Outsourced manufacturing will become the norm, manufacturing and supply chains will be optimised and centralised. As more new competitors enter the market, the old timers will find it increasingly harder to compete. User preferences will shift toward self-driving vehicles. By 2030, autonomous driving might account for as much as 40% of overall traffic. Europe and the United States are predicted to develop around the same time.
Between now and 2035, one of the most important success factors for car OEMs will be to foresee the growth of driving legislation and insurance coverage strategically. This will have a significant impact on the market share. Making functions work seamlessly to assure driver comfort and lowering the cost of these advanced technologies are paramount. Before a large-scale deployment to take place, issues including liability, privacy, and international harmonisation must be addressed.
End customers will anticipate a steady stream of innovations, what is ground-breaking today will become normal tomorrow. Raising price and pushing innovation.
Autonomous vehicles will play a key role in future mobility, connecting, and combining a variety of modes and technology. Future fleets of self-driving cars will provide mobility services to anyone and anything, presenting the automotive sector with intriguing new opportunities.
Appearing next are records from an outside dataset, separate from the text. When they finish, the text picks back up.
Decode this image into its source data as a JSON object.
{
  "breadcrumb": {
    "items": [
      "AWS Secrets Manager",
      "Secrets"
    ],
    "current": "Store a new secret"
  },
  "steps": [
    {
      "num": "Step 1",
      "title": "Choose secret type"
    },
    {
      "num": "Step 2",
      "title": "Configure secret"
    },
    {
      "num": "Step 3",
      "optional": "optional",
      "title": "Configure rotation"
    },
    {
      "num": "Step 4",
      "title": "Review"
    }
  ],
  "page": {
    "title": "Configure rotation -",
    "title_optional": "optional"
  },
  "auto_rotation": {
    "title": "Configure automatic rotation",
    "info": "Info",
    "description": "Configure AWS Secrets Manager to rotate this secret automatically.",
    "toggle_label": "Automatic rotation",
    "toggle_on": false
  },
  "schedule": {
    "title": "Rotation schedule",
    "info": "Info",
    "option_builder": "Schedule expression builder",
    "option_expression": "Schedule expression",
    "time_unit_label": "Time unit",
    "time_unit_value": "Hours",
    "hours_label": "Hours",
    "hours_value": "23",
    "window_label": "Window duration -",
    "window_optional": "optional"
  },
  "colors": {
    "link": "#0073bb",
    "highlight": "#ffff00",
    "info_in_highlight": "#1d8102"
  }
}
Those who refuse to adapt to a changing world will be left behind. Changing to Thrive is the key to success in this vertical.